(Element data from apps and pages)
((
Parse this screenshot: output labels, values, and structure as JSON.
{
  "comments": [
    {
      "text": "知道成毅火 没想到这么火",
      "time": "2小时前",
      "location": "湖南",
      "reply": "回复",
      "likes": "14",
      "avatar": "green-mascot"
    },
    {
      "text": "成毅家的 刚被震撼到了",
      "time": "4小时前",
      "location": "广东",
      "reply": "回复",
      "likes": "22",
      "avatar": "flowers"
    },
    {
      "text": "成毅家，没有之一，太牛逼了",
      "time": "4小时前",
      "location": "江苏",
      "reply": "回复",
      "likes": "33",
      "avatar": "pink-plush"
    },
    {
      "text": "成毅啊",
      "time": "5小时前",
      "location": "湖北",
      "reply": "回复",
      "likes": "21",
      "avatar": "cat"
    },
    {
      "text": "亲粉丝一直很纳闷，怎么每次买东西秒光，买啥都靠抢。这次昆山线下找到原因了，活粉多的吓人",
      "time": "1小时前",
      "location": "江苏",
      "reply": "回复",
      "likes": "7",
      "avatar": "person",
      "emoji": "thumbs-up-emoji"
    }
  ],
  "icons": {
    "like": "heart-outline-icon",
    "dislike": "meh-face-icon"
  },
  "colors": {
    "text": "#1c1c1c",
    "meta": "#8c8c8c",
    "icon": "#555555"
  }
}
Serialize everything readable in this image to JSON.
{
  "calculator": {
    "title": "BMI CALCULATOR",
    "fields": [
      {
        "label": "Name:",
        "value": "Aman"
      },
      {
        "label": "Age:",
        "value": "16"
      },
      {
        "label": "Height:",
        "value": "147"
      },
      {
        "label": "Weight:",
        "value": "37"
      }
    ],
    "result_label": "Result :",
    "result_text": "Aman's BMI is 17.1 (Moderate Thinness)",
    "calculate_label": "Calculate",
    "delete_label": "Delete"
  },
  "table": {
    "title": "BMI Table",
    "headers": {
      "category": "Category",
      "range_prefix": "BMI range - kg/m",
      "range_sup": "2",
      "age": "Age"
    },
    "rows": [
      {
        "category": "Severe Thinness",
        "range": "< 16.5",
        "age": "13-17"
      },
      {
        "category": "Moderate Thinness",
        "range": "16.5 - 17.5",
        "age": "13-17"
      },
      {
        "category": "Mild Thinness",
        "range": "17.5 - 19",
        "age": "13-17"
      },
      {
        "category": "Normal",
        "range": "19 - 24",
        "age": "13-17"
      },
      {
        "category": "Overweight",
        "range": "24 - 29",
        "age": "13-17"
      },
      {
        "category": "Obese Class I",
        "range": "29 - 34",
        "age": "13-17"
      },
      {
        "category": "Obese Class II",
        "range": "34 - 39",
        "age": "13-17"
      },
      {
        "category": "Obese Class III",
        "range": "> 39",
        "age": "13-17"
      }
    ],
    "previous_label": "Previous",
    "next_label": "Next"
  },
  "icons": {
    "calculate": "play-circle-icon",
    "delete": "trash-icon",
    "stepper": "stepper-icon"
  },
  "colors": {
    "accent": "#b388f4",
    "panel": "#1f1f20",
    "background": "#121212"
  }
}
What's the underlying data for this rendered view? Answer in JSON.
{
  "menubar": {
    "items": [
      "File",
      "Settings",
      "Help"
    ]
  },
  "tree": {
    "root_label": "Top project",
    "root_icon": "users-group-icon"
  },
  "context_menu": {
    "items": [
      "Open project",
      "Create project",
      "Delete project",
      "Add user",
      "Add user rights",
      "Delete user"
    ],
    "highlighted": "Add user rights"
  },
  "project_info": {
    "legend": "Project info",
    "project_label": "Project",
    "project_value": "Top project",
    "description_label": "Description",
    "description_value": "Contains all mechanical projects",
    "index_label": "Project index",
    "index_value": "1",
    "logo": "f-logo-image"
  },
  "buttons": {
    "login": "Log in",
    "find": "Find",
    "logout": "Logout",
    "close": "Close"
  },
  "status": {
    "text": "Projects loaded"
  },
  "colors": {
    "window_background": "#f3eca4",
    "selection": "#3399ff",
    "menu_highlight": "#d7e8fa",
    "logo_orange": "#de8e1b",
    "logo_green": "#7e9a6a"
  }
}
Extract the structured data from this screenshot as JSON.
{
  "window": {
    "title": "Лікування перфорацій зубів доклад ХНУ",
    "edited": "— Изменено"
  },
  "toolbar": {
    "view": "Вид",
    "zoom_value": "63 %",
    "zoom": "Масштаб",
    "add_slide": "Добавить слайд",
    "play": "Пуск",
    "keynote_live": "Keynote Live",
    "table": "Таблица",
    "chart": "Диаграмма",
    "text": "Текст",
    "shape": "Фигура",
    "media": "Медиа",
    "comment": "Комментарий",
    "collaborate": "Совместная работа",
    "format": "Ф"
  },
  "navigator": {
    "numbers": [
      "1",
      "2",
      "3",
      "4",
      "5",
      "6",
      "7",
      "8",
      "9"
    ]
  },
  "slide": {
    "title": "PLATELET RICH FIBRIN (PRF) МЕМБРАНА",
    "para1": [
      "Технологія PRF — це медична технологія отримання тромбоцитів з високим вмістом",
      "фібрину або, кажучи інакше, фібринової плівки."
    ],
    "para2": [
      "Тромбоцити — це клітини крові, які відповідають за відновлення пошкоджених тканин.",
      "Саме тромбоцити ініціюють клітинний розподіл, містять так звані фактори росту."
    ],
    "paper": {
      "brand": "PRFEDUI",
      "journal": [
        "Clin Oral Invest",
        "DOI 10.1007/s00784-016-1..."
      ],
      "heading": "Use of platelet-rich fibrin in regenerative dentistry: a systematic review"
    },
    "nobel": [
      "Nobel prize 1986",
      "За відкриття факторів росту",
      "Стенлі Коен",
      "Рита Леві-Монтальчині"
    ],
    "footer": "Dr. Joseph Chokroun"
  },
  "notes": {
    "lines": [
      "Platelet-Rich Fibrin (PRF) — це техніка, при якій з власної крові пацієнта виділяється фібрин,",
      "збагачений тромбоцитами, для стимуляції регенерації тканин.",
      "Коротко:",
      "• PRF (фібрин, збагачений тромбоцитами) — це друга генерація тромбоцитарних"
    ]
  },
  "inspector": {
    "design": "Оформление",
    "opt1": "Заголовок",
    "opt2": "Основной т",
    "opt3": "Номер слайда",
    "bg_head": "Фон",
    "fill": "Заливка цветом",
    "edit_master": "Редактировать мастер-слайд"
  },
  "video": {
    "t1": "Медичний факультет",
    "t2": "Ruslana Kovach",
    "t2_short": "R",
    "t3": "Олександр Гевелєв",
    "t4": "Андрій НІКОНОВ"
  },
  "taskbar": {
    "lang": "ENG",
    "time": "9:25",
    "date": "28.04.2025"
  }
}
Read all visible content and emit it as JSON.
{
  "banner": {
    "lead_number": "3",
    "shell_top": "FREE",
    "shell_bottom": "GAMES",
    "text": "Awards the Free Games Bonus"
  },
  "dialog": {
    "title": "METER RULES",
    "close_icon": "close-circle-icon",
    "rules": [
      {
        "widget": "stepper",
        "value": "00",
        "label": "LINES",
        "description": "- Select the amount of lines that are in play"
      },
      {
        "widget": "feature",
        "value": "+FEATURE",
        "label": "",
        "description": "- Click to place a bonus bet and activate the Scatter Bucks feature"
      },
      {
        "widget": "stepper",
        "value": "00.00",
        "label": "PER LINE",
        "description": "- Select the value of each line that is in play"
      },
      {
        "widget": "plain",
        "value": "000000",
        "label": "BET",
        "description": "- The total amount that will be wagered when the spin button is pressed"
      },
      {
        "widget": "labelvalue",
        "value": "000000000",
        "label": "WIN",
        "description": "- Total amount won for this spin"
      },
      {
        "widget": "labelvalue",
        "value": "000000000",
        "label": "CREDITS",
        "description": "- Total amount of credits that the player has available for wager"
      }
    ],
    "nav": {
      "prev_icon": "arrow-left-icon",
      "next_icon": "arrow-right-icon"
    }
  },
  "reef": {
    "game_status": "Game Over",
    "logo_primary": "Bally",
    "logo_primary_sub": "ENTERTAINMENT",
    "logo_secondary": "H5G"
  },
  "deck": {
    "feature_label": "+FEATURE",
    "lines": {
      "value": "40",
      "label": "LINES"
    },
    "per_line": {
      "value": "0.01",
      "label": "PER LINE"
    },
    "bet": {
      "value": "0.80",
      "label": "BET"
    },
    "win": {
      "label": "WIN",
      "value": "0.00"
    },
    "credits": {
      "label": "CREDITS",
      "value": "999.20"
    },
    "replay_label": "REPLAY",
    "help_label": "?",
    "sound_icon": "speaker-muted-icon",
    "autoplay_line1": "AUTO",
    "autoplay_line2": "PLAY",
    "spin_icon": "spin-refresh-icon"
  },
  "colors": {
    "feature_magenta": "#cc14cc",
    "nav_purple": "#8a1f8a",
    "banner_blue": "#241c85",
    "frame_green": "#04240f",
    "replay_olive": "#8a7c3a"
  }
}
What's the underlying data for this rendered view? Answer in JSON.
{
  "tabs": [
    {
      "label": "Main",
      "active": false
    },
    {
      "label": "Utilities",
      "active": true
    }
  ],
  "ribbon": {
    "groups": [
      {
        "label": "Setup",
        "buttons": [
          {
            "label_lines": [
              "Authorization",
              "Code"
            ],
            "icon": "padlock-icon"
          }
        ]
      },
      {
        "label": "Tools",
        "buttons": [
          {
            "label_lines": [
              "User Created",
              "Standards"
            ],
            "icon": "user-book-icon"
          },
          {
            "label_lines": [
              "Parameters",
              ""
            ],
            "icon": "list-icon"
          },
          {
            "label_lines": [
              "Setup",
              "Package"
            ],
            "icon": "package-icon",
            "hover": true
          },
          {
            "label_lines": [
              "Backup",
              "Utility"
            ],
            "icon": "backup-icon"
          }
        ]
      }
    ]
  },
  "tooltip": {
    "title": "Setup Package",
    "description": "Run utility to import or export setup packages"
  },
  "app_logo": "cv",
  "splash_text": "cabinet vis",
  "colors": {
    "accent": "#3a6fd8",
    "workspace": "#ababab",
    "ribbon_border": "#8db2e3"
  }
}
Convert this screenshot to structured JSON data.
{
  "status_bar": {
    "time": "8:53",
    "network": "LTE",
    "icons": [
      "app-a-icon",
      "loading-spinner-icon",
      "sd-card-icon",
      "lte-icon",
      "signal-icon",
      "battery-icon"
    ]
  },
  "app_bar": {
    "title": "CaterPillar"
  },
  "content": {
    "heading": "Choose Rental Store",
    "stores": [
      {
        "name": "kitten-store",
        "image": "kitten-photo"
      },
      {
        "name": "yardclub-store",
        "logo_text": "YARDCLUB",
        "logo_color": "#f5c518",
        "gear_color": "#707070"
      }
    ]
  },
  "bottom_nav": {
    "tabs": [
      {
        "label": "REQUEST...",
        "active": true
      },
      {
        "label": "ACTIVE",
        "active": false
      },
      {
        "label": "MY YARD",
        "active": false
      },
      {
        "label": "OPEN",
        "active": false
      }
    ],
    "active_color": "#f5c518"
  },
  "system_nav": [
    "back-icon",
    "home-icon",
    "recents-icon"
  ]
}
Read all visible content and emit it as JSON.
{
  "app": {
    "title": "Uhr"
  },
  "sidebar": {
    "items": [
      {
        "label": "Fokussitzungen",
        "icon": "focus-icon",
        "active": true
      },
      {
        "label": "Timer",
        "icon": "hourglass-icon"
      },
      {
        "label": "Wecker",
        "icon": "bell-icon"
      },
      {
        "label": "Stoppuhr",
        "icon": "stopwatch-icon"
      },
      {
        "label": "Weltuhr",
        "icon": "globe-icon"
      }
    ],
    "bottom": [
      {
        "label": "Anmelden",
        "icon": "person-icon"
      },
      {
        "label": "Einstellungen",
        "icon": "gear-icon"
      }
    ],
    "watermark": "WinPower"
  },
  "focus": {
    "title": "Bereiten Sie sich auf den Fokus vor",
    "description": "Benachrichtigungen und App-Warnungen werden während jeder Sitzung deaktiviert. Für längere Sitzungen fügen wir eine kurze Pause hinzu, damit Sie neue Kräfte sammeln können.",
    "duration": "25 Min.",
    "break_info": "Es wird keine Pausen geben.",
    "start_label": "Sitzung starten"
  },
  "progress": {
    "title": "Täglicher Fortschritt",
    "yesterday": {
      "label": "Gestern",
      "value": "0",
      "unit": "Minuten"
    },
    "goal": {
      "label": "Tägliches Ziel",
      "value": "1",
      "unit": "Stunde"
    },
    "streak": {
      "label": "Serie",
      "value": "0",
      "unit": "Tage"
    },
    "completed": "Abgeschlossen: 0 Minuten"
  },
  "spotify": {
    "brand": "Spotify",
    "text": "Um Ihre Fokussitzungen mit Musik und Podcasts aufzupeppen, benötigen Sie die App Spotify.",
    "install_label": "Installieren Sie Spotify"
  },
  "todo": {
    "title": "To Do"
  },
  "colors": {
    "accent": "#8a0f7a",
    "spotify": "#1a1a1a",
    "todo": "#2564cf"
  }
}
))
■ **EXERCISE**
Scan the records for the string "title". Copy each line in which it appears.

■ **EXERCISE ANSWER**
    "title": "BMI CALCULATOR",
    "title": "BMI Table",
    "title": "Лікування перфорацій зубів доклад ХНУ",
    "title": "PLATELET RICH FIBRIN (PRF) МЕМБРАНА",
    "title": "METER RULES",
    "title": "Setup Package",
    "title": "CaterPillar"
    "title": "Uhr"
    "title": "Bereiten Sie sich auf den Fokus vor",
    "title": "Täglicher Fortschritt",
    "title": "To Do"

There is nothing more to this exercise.